Our thoughts and prayers go out to Las Vegas, now the site of the deadliest mass shooting in modern U.S. history.
You’ve undoubtedly seen the headlines in whatever news feed you follow throughout your work day, but here are some of the more pertinent ones in a single spot:
- Gunman opens fire on country music festival, kills nearly 60 and wounds more than 500
- The alleged shooter’s father was a notorious bank robber, but Stephen Paddock himself lived in a quiet neighborhood and had no reported run-ins with the police
- Brother of Las Vegas shooter says he’s “completely dumbfounded”
- President Trump calls shooting “an act of pure evil”
- Pope calls shooting a “senseless tragedy”
- Terrorist group claims responsibility, but police say there’s no tie
- Here are a few of the fake news stories and hoaxes relating in the incident to be wary of on social media
- Gun manufacturers’ stocks predictably rise in the aftermath of the latest mass shooting
With that tragedy weighing heavily on our minds, we will give you the latest in Maine and Greater Portland news as well.
What we’re talking about
Two months after Mayor Ethan Strimling and City Manager Jon Jennings took their long boiling feud into a public airing of the grievances in the City Council chambers, their relationship has taken a noticeable turn for the better, the Portland Press Herald’s Randy Billings is reporting. Strimling and Jennings are now meeting at least weekly and both men described their interactions as collaborative, open and respectful. Click here to remind yourself what all the fuss was about.
The first woman to be named the national commander of the American Legion visited several posts in southern Maine over the weekend, The York Weekly reported. Denise Rohan said that nearly 40 years ago, a Legion official came to her Wisconsin home to recruit her husband. Upon hearing Denise was an Army veteran as well, he told her to join the American Legion Auxiliary instead. “It’s strange to go from not being welcome to becoming the national commander,” she said during her Maine visit.
Portland resident Lucas St. Clair, the man behind the once controversial Katahdin Woods and Waters National Monument, announced he plans to move to Hampden and run in the 2nd Congressional District against incumbent Republican U.S. Rep. Bruce Poliquin.
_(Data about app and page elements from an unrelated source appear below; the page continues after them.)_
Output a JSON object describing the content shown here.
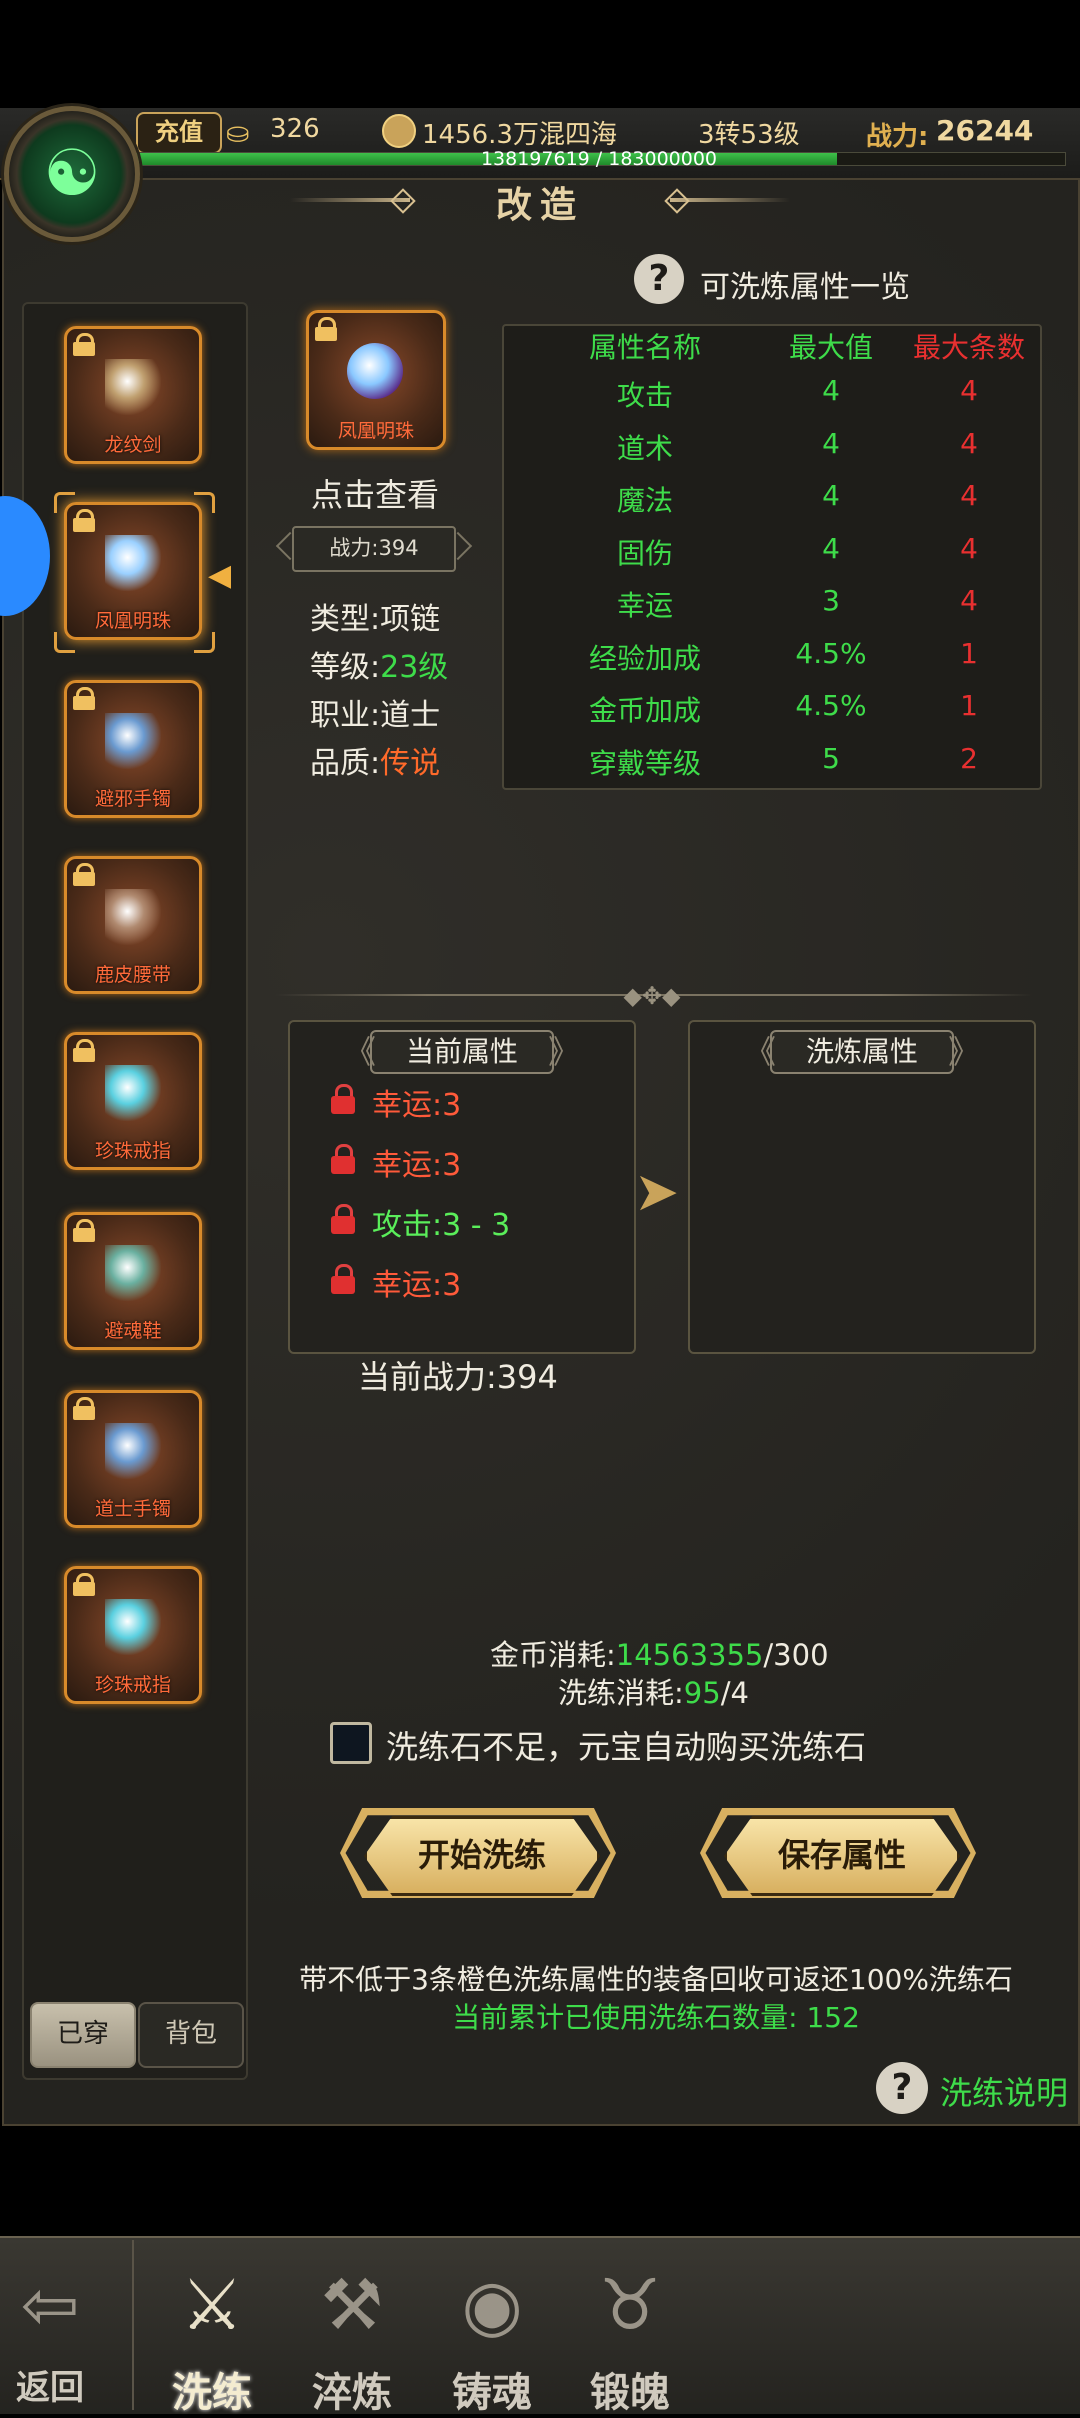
{
  "top": {
    "recharge_label": "充值",
    "ingot_value": "326",
    "coin_value": "1456.3万混四海",
    "level_value": "3转53级",
    "power_label": "战力:",
    "power_value": "26244",
    "exp_text": "138197619 / 183000000",
    "exp_progress": 0.755,
    "taiji_icon": "yin-yang-icon"
  },
  "panel": {
    "title": "改造"
  },
  "equipment_slots": [
    {
      "name": "龙纹剑",
      "gem_color": "#c0a070"
    },
    {
      "name": "凤凰明珠",
      "gem_color": "#9ad0ff"
    },
    {
      "name": "避邪手镯",
      "gem_color": "#6a9ad0"
    },
    {
      "name": "鹿皮腰带",
      "gem_color": "#b08a70"
    },
    {
      "name": "珍珠戒指",
      "gem_color": "#5ad0e0"
    },
    {
      "name": "避魂鞋",
      "gem_color": "#6ab0a0"
    },
    {
      "name": "道士手镯",
      "gem_color": "#6a9ad0"
    },
    {
      "name": "珍珠戒指",
      "gem_color": "#5ad0e0"
    }
  ],
  "tabs": {
    "worn": "已穿",
    "bag": "背包"
  },
  "item": {
    "name": "凤凰明珠",
    "click_view": "点击查看",
    "power": "战力:394",
    "type_label": "类型:",
    "type_value": "项链",
    "level_label": "等级:",
    "level_value": "23级",
    "class_label": "职业:",
    "class_value": "道士",
    "quality_label": "品质:",
    "quality_value": "传说"
  },
  "stats_table": {
    "help_title": "可洗炼属性一览",
    "headers": [
      "属性名称",
      "最大值",
      "最大条数"
    ],
    "rows": [
      [
        "攻击",
        "4",
        "4"
      ],
      [
        "道术",
        "4",
        "4"
      ],
      [
        "魔法",
        "4",
        "4"
      ],
      [
        "固伤",
        "4",
        "4"
      ],
      [
        "幸运",
        "3",
        "4"
      ],
      [
        "经验加成",
        "4.5%",
        "1"
      ],
      [
        "金币加成",
        "4.5%",
        "1"
      ],
      [
        "穿戴等级",
        "5",
        "2"
      ]
    ]
  },
  "attributes": {
    "current_title": "当前属性",
    "wash_title": "洗炼属性",
    "current": [
      {
        "text": "幸运:3",
        "color": "#ff5a3a"
      },
      {
        "text": "幸运:3",
        "color": "#ff5a3a"
      },
      {
        "text": "攻击:3 - 3",
        "color": "#5aee5a"
      },
      {
        "text": "幸运:3",
        "color": "#ff5a3a"
      }
    ],
    "current_power": "当前战力:394"
  },
  "costs": {
    "gold_label": "金币消耗:",
    "gold_have": "14563355",
    "gold_need": "/300",
    "wash_label": "洗练消耗:",
    "wash_have": "95",
    "wash_need": "/4",
    "auto_buy": "洗练石不足，元宝自动购买洗练石",
    "auto_buy_checked": false
  },
  "buttons": {
    "start": "开始洗练",
    "save": "保存属性"
  },
  "notes": {
    "line1": "带不低于3条橙色洗练属性的装备回收可返还100%洗练石",
    "line2": "当前累计已使用洗练石数量:  152",
    "help": "洗练说明"
  },
  "nav": [
    {
      "label": "返回",
      "icon": "back-arrow-icon",
      "glyph": "⇦"
    },
    {
      "label": "洗练",
      "icon": "sword-emblem-icon",
      "glyph": "⚔",
      "active": true
    },
    {
      "label": "淬炼",
      "icon": "axe-emblem-icon",
      "glyph": "⚒"
    },
    {
      "label": "铸魂",
      "icon": "eye-emblem-icon",
      "glyph": "◉"
    },
    {
      "label": "锻魄",
      "icon": "demon-mask-icon",
      "glyph": "♉"
    }
  ],
  "colors": {
    "green_value": "#3edc4a",
    "red_value": "#e83030",
    "orange_quality": "#ff6a2a"
  }
}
St. Clair was born and raised in the 2nd District, not that you’re legally required to live in the district you’re running in. He’s one of six Democrats in the race so far.
A transgender Maine teen who said he was kicked out of the New Hampshire Christian school he’d been attending since kindergarten told Foster’s Daily Democrat he was the school’s top biblical scholar and that “God wants me to do this.” Stiles Zuschlag now attends Noble High School in North Berwick and said the southern Maine school has welcomed him openly.
In his weekly series on Portland history, the BDN’s Troy R. Bennett recalls the life of John Brown Russwurm, one of the first black men to graduate college in the U.S. and a founder of the nation’s first African-American-owned newspaper. Russwurm’s biggest supporter was his stepmother, a Portland woman named Susan Blanchard.
A Westbrook man will spend six years in prison for the April 2016 crash that claimed the life of local teacher Adam Perron, WGME, CBS 13, is reporting. Joshua McNally had pled guilty to manslaughter and causing a death while driving without a license. The crash took place on Route 302 in Casco about 17 months ago. Perron’s widow said during the sentencing today that she replays “that day constantly in my head, but nothing can be changed now.”
Fifty-five percent of likely Portland voters support a plan to borrow $64 million to renovate, Longfellow, Lyseth, Presumpscot and Reiche elementary schools, while only 35 percent support a competing $32 million plan for work at latter two. That’s according to a poll conducted earlier this month by Public Policy Polling and released today by Protect Our Neighborhood Schools, a local group advocating for the larger measure. The poll was conducted earlier this month and has a margin of error of 4.9 percent, suggesting that either only the larger bond proposal or neither will be approved when voters head to the polls in November. The Forecaster’s David Harry has a roundup of where the various City Council candidates stand on the question.
Tweet of the day
From U.S. Sen. Angus King, I-Maine, expressing feelings shared by many Americans today:
The Big Idea
Smithsonian magazine lists the pros and cons of winning a Nobel Prize, as former University of Maine Professor Jeffrey Hall has now done. Hall learned this morning around 5 a.m. he won the prize as part of a team that researched the biological clocks of fruit flies while at Brandeis University two decades ago. As Smithsonian reports, that may mean there will now be pesky and time-consuming requests for Hall to take on speaking engagements, but on the plus side, he’ll always have a free parking space if he’s ever at the University of California at Berkeley.